A Scottish sustainable fashion firm is making it to COP26 not just once – but twice.

Sustainable fashion brand Beira will confront 25,000 delegates and 30,000 attendees with two exhibitions.

The first exhibition is a collaboration between Beira, Sustainable Fashion Scotland and Zero Waste Design Online.

This project was selected by 1000s of entries from the cabinet office to create a physical installation entitled ‘Generation of Waste.’

The 8ft high bar chart presents an overview of the waste produced from the fashion textile supply. The installation is featured in the VIP delegate only Blue Zone where the installation demanding attention and action from over 25,000 delegates.

Beyond displaying the 144 million tonnes of waste globally every year, the exhibit also highlights sustainable solutions and policy recommendations.

A spokesman said: ‘We are asking for the leaders of the world to make fashion producers accountable for their impact on the climate and social justice.

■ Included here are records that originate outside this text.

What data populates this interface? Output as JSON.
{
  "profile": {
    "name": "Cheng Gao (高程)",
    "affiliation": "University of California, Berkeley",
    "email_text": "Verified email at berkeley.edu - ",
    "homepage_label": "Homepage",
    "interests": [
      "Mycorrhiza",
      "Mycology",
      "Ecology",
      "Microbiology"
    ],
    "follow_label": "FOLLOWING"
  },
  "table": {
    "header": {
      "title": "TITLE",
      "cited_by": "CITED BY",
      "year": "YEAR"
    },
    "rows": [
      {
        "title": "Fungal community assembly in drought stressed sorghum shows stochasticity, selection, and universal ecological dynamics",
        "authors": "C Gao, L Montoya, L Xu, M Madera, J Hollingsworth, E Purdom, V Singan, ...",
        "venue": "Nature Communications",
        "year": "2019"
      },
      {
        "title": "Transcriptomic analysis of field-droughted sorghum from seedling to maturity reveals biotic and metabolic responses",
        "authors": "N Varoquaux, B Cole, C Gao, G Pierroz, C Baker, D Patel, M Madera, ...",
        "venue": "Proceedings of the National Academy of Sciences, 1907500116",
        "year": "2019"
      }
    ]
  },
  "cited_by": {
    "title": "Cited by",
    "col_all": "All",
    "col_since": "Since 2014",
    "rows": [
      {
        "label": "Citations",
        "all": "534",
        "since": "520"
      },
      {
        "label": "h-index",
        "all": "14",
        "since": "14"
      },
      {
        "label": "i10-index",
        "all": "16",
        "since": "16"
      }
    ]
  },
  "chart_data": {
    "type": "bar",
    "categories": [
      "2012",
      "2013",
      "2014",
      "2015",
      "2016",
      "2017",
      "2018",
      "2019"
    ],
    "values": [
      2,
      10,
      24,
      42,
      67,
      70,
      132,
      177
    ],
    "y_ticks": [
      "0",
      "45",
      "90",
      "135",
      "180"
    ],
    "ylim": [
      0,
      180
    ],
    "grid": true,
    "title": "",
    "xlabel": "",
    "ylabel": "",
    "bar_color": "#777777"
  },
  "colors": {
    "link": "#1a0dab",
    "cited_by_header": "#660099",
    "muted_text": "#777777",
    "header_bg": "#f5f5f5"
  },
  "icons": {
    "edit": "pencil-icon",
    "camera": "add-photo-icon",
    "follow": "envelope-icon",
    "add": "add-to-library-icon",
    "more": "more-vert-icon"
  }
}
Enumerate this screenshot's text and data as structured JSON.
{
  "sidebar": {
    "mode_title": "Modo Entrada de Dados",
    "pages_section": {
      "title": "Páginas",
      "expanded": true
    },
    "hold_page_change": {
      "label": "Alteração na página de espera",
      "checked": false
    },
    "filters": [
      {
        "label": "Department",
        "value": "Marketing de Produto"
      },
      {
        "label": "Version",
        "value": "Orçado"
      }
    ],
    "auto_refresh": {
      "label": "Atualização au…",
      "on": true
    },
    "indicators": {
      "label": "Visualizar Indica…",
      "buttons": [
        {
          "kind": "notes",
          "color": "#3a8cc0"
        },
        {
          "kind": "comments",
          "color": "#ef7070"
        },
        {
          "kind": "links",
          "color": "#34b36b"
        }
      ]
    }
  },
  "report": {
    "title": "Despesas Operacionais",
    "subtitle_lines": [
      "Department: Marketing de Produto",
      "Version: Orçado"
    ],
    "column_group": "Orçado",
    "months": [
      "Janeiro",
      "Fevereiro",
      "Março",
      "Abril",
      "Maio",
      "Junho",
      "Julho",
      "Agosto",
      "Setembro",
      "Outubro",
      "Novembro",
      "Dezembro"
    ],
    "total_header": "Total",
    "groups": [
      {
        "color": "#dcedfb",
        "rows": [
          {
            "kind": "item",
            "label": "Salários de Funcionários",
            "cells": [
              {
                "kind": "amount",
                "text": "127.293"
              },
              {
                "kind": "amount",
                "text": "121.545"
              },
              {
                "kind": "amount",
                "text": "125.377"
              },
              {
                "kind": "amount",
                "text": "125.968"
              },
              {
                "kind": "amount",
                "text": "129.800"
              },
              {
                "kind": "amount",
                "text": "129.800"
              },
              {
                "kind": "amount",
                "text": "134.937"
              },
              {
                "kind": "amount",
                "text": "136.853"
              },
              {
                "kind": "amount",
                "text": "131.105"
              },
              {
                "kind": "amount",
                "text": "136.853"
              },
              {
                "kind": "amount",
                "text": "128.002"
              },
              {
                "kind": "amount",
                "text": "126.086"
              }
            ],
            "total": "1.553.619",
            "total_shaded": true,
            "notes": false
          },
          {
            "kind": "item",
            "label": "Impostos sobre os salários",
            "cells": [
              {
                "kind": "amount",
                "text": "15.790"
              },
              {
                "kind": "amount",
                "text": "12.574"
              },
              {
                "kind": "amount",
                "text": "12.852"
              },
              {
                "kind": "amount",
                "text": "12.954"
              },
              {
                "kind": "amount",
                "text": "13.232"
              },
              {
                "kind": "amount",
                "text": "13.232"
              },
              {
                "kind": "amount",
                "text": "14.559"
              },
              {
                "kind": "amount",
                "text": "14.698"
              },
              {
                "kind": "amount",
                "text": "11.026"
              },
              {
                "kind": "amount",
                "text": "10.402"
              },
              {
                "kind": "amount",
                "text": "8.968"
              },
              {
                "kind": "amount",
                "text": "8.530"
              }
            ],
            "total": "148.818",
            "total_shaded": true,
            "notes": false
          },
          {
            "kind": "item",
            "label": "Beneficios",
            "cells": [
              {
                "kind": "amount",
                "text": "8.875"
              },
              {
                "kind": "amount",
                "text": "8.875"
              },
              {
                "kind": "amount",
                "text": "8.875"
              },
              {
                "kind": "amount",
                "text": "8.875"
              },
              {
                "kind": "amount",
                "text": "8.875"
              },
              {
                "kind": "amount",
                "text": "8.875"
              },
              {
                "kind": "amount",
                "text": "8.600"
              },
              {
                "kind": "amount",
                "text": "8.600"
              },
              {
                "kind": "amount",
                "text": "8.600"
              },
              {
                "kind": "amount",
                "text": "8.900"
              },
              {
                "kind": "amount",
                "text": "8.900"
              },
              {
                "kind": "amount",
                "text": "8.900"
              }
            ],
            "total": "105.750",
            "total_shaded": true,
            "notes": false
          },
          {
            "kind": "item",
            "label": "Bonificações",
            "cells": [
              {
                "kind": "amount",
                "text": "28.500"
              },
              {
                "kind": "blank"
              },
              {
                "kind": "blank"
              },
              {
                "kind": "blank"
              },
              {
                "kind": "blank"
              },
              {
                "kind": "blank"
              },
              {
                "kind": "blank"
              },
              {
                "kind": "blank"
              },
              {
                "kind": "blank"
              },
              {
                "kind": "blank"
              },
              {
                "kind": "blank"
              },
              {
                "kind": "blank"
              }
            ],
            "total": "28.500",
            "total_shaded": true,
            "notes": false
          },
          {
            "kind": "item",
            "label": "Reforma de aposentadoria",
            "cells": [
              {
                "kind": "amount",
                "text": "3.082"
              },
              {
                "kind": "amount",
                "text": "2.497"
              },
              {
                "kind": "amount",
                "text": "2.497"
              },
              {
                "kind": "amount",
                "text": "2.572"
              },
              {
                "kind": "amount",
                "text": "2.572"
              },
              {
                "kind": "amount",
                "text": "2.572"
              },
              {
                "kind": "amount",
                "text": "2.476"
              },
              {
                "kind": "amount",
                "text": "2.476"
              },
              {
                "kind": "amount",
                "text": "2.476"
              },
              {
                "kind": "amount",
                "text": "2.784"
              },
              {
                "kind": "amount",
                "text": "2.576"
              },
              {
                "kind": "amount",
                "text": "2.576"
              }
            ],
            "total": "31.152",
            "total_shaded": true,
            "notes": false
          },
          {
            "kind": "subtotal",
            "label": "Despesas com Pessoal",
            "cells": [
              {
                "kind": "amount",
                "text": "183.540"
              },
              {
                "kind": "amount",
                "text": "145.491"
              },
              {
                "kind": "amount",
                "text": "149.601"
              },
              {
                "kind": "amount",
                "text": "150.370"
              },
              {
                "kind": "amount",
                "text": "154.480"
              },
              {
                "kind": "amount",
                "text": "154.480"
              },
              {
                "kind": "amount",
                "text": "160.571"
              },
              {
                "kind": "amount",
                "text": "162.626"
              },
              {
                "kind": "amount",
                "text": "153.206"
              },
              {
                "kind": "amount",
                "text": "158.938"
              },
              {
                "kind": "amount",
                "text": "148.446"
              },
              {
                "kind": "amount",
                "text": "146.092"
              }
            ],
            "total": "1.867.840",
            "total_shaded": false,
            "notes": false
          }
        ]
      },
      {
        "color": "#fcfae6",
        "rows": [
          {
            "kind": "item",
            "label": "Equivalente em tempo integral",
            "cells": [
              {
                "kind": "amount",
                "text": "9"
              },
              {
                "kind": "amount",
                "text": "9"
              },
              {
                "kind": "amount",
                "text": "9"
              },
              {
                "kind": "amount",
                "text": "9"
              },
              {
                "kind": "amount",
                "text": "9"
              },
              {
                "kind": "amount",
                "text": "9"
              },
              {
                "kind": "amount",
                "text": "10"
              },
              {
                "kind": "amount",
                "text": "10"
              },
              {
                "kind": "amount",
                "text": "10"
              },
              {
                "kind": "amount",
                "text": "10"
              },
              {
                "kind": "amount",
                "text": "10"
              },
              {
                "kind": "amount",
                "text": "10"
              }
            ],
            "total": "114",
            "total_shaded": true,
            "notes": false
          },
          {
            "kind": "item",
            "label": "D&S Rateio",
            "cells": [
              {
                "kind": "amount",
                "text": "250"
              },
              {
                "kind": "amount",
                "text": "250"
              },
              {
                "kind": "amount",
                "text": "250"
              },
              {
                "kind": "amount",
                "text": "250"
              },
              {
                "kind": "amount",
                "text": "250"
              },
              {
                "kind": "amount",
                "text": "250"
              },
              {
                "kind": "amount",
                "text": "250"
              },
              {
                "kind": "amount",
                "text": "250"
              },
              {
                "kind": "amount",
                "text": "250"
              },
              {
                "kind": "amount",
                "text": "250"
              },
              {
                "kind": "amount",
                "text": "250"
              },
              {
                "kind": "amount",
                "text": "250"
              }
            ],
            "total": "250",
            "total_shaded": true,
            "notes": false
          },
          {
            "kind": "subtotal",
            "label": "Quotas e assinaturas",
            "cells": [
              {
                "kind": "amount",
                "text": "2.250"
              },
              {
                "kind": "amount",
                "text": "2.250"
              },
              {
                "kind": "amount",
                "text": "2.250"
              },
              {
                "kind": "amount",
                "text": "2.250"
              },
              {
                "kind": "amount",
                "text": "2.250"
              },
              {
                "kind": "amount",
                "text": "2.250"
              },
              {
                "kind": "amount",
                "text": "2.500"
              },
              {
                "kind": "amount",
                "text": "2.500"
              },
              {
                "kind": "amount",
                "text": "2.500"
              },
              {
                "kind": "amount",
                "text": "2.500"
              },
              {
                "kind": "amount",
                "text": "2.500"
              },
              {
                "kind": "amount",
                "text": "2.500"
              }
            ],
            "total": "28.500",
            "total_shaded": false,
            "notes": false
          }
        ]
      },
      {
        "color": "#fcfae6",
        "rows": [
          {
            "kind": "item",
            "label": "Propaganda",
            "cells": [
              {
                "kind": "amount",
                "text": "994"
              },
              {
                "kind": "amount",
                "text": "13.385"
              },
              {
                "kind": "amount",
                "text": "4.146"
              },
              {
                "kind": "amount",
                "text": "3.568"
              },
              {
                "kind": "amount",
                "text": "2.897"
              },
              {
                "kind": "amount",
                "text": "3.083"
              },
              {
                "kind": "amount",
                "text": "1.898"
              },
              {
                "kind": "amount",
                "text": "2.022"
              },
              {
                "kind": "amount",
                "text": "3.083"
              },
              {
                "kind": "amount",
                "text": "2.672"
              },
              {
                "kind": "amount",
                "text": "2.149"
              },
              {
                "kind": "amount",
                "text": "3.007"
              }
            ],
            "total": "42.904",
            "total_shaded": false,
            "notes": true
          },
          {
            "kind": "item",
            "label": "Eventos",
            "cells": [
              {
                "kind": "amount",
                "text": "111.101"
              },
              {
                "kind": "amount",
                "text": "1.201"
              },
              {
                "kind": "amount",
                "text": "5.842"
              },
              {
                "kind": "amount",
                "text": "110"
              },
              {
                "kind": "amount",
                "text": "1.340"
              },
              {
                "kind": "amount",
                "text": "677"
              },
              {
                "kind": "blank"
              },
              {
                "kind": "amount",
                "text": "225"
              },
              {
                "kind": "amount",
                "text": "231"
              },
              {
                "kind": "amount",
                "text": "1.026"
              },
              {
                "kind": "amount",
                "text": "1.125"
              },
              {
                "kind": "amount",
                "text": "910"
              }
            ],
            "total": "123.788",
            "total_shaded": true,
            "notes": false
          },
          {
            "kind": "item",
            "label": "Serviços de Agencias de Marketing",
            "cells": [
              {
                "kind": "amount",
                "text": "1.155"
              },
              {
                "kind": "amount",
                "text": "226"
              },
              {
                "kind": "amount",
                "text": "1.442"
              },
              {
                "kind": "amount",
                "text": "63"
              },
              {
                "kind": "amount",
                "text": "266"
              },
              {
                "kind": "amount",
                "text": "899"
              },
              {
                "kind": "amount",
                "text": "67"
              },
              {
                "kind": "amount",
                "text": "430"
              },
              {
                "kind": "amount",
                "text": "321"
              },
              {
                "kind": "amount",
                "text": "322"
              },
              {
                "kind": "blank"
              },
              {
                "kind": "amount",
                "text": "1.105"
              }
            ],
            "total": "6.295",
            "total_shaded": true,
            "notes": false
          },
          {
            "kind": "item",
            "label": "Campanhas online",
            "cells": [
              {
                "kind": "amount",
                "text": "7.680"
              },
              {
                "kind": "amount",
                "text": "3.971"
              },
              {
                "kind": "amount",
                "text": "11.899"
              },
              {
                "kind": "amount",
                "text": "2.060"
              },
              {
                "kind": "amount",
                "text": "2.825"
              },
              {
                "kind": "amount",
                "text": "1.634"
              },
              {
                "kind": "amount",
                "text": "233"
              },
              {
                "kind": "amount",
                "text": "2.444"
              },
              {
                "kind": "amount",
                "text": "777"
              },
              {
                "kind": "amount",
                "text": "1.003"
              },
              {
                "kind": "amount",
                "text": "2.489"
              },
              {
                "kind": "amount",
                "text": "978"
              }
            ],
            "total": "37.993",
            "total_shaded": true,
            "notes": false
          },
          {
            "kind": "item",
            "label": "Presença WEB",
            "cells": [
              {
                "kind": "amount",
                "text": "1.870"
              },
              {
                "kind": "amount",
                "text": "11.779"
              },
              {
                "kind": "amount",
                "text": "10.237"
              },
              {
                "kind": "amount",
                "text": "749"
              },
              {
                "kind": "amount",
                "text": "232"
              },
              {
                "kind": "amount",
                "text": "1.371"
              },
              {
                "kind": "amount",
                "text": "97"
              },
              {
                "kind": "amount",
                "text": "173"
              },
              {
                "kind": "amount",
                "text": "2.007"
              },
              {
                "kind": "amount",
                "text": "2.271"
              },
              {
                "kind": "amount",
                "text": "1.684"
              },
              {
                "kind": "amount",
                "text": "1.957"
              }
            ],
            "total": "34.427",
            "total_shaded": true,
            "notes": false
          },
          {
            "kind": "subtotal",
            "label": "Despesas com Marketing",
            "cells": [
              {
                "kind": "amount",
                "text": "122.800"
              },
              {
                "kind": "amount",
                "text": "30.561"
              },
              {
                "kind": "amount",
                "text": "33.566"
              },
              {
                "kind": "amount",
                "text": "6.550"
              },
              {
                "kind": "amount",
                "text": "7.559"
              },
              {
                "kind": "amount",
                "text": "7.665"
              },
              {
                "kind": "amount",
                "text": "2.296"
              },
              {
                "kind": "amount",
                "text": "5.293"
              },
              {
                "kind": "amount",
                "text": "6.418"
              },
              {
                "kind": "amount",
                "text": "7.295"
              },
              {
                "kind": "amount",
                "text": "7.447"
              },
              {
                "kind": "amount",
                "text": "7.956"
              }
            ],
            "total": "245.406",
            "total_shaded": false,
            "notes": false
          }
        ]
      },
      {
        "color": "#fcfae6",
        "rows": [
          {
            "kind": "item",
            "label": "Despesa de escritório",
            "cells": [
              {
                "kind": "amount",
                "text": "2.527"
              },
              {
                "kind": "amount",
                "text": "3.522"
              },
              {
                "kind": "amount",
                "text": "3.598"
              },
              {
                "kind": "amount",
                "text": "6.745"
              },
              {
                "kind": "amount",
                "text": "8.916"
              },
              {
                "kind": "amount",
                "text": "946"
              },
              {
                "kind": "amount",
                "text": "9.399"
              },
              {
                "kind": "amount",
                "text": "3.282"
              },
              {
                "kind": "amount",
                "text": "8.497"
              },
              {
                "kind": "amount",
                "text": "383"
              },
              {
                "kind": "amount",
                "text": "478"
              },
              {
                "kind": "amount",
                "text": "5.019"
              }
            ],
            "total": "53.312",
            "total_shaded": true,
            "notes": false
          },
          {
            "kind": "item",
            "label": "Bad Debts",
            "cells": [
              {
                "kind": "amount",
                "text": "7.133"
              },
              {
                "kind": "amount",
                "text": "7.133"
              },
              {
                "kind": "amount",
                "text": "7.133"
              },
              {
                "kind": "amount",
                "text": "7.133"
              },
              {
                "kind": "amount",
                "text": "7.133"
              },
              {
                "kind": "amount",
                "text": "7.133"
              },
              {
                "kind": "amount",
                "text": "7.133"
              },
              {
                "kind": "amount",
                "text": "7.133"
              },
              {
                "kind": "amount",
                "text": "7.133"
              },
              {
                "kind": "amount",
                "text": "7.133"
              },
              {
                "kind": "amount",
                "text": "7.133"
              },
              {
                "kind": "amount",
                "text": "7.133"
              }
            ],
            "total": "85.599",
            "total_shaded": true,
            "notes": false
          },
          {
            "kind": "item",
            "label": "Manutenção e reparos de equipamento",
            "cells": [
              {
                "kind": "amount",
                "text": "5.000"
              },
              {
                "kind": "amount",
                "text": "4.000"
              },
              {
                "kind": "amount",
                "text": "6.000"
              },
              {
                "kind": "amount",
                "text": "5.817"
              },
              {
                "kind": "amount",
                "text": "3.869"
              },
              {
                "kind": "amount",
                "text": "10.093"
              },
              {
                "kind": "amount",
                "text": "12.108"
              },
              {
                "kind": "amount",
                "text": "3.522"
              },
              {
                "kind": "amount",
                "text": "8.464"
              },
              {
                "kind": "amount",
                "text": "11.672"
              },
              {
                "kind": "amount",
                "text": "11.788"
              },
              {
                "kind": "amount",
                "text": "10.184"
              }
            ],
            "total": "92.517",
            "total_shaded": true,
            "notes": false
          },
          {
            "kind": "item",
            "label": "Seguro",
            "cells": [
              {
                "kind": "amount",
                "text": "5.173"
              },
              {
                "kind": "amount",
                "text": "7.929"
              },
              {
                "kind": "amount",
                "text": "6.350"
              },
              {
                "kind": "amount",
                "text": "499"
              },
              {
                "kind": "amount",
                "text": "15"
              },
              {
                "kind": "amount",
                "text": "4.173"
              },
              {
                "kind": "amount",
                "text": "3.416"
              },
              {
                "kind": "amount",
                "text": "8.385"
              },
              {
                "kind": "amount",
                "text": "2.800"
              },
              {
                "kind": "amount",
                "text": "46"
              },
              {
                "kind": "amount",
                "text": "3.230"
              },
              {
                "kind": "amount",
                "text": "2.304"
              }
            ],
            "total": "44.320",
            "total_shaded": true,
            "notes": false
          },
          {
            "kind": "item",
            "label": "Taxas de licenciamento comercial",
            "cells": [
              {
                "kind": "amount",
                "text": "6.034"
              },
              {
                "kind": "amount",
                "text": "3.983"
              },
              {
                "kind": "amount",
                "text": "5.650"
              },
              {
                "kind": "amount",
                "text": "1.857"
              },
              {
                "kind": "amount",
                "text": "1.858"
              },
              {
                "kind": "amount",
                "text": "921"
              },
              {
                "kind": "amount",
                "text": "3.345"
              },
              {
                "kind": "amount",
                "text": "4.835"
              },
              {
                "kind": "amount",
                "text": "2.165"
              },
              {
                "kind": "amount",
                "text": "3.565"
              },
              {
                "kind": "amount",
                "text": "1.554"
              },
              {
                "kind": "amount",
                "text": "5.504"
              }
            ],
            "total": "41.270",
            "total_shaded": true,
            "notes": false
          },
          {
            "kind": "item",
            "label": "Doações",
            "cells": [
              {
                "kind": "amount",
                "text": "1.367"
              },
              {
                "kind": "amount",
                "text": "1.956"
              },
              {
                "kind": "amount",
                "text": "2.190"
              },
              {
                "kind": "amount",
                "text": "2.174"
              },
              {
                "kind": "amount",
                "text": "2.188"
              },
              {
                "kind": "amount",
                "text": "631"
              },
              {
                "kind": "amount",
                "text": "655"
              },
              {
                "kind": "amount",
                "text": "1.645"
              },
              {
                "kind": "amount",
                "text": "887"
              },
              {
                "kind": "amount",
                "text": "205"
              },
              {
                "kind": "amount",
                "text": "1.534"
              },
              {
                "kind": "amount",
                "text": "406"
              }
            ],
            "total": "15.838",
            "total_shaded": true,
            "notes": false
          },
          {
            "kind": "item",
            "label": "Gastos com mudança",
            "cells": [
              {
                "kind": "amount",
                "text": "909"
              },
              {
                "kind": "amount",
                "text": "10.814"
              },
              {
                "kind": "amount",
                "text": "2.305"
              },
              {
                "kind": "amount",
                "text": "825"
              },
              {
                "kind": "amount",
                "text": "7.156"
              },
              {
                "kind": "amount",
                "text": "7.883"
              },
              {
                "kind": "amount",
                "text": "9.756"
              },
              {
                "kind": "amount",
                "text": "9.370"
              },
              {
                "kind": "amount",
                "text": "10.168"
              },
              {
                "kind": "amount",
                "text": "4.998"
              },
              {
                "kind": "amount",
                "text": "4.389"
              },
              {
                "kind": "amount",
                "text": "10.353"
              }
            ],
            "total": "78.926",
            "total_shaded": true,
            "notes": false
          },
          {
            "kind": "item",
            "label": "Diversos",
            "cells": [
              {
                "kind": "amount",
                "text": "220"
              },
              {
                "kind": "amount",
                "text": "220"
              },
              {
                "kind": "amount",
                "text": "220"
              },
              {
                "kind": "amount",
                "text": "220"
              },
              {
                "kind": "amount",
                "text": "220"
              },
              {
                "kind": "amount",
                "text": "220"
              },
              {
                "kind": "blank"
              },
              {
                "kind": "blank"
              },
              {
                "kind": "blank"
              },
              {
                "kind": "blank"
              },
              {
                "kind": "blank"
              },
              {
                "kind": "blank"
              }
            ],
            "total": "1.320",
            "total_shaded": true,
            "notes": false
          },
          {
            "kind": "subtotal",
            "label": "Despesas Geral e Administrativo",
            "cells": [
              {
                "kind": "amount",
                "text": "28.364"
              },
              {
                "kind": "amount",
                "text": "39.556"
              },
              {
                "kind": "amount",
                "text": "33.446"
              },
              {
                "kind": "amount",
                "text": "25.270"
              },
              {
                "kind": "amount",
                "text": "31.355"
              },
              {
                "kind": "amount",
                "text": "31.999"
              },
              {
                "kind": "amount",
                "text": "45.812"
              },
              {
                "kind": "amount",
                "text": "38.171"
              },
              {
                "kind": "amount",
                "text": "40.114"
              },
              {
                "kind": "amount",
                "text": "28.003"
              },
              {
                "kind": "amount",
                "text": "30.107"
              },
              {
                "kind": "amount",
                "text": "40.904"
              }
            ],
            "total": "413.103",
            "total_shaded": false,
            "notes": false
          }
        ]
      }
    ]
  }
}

‘We want to influence climate actions agreed upon by world leaders and help accelerate global systemic change for the fashion industry.

‘The project will also be created online, to reach all audience beyond the Blue Zone, expanding its legacy. The installation will be in full swing until November 12, creating attention towards the environmental impact of the fashion industry.’

Dr Antoinette Fionda-Douglas, co-founder of Beira and lecturer at Heriot Watt University, explained: ‘Each pillar represents a different stage in the fashion lifecycle, showcasing the problems, solutions and key climate actions we need to take to address the industry’s catastrophic climate impact.

‘Focusing on fashion’s generation of waste, the installation will tell the stories of inspiring initiatives across the globe, amplifying the incredible work already going on to tackle fashion’s environmental and social crisis at its root.’

So far, the exhibition has been sponsored by Ratti (innovative manufacturer of printed, plain, yarn-dyed and jacquard fabrics, featured as one of the sustainable solutions in the physical installation’s content), Heriot-Watt University, Zero Waste Scotland, Creative Informatics, and Digital, and August Oosterbroek-Belanger.

For the second exhibition Beira have been invited by the NatWest Group, to join them in the Green Zone for a customer showcase. On November 3 and 4, the firm will be explaining the story behind the disruptive slow fashion brand and their approach to ethical, sustainable and honest fashion.

Beira was born sustainable in 2019 after witnessing the overflow of landfills and frighteningly progressive climate change, we knew the fashion industry needed a reawakening.

Antoinette said: ‘We use Italian craftsmanship and the finest materials to create limited edition womenswear.

‘Beira sources all the raw materials through embracing the circular economy by using waste materials from the luxury fashion industry with the help co-founder and Italian luxury manufacturer Flavio Forlani, to create investment pieces for the conscious consumer.

‘This provides approximately 85% reduction in our carbon footprint compared to traditional sourcing practices. Beira has also adopted a radical approach to pricing transparency that allows its customers to see what makes up the cost of each beautiful crafted piece of the collection. We are proud to share that we pay our artisans €28 an hour and we know everyone of their names.’

Antoinette, the creator of the brand, has long been inspired by Scottish folklore. Beira was the Goddess of Winter and the Mother of all the Gods and Goddesses in Scotland. The brand’s uniqueness and conscious business practices are demonstrated in every element of the business from design, to end of life.

Back to blog